BEGIN Exercise input

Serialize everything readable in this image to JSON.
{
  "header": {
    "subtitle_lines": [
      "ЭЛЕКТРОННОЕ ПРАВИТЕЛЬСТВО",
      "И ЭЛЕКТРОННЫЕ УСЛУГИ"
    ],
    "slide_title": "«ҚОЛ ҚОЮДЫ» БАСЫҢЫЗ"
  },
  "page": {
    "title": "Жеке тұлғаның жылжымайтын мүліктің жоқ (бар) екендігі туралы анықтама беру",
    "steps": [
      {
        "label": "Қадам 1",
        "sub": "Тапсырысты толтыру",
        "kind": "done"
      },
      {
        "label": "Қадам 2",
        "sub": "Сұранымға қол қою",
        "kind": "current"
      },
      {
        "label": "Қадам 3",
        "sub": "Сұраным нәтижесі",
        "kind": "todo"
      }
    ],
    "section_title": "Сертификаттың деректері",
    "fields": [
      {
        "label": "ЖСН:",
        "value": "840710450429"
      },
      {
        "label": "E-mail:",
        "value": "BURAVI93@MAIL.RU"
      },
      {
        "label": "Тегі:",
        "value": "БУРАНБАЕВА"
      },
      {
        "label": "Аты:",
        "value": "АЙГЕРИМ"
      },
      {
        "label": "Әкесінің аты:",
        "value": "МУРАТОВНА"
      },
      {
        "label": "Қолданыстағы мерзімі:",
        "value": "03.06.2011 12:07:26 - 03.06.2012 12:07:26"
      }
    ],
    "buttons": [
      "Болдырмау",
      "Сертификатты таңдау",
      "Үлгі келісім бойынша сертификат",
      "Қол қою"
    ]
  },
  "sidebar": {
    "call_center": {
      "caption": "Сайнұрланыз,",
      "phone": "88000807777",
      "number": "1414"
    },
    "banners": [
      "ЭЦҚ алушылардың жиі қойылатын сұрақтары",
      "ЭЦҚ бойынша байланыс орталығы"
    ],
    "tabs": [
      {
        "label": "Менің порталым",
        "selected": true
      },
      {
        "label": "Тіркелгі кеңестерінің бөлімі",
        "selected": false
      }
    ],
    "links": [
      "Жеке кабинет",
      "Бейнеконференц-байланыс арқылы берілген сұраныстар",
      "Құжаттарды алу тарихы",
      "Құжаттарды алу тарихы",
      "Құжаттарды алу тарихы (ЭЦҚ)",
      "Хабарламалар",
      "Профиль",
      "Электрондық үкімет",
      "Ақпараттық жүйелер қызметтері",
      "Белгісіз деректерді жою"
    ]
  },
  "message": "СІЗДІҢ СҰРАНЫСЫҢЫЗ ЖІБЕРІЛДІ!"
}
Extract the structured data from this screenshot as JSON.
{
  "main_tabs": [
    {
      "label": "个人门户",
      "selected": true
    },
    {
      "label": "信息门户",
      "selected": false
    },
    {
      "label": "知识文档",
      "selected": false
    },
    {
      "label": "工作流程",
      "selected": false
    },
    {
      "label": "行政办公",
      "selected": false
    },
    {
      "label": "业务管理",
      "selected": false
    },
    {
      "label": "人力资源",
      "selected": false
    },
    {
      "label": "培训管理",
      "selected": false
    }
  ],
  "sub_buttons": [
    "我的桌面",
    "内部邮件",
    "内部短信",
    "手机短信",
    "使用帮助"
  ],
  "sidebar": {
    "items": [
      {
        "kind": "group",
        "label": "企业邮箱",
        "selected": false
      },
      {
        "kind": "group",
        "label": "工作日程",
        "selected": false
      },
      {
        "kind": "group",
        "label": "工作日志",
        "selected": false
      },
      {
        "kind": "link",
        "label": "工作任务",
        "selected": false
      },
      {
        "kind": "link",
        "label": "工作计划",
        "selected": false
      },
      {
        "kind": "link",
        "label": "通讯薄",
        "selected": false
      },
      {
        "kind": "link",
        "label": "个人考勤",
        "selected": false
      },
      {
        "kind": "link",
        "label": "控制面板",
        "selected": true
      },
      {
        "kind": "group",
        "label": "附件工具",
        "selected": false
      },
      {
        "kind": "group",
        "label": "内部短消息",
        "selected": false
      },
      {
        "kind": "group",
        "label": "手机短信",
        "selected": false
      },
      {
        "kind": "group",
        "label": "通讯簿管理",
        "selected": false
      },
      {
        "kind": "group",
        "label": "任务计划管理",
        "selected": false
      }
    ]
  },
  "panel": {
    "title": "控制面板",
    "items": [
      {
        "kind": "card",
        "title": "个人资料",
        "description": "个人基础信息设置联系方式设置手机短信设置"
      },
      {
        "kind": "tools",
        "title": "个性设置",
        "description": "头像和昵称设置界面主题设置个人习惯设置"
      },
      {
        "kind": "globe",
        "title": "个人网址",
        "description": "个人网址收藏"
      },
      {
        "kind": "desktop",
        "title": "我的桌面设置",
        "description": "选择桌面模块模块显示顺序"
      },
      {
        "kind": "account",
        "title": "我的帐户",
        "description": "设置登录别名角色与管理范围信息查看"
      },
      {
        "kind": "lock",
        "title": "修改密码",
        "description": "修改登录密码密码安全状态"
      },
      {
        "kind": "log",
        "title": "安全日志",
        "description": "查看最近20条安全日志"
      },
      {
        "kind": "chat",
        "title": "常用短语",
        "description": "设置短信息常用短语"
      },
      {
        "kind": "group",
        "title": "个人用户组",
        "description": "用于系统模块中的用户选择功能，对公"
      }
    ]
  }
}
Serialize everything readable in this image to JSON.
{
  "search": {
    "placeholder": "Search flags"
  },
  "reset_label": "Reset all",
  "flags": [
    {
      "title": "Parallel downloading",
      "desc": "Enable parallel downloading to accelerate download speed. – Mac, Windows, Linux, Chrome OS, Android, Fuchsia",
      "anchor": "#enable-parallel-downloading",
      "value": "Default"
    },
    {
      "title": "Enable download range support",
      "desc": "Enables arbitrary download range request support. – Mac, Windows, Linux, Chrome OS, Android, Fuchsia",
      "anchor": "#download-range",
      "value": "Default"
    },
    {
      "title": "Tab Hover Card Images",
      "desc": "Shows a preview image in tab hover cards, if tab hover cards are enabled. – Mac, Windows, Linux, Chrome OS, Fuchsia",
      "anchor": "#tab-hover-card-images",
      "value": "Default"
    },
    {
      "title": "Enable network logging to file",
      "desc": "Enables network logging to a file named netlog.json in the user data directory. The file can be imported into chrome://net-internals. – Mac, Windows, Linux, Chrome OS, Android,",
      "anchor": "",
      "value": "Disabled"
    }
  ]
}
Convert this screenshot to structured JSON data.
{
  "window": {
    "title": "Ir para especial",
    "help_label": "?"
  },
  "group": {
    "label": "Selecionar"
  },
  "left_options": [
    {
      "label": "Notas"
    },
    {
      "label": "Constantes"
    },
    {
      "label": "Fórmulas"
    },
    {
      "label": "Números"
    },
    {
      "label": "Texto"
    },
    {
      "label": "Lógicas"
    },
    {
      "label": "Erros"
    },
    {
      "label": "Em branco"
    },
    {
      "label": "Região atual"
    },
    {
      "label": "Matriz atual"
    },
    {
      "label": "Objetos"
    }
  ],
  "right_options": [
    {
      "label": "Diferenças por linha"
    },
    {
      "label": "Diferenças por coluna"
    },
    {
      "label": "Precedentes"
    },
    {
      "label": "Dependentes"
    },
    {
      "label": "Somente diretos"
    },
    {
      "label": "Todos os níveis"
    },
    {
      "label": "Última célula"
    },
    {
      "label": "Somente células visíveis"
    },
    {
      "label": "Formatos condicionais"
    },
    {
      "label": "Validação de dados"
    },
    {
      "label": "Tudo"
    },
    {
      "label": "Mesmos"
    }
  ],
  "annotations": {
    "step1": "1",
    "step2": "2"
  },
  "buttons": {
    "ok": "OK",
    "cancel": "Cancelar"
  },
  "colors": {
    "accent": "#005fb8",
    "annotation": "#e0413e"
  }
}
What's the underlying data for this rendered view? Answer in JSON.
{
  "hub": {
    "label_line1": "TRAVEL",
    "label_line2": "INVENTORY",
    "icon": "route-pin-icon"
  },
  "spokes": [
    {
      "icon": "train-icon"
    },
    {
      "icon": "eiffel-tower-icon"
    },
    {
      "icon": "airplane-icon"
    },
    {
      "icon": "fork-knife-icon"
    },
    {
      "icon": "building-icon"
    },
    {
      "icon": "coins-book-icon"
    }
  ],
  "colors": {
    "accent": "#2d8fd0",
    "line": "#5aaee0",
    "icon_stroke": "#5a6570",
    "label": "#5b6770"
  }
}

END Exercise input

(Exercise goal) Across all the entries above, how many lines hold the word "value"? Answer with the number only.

(Result for this task) 10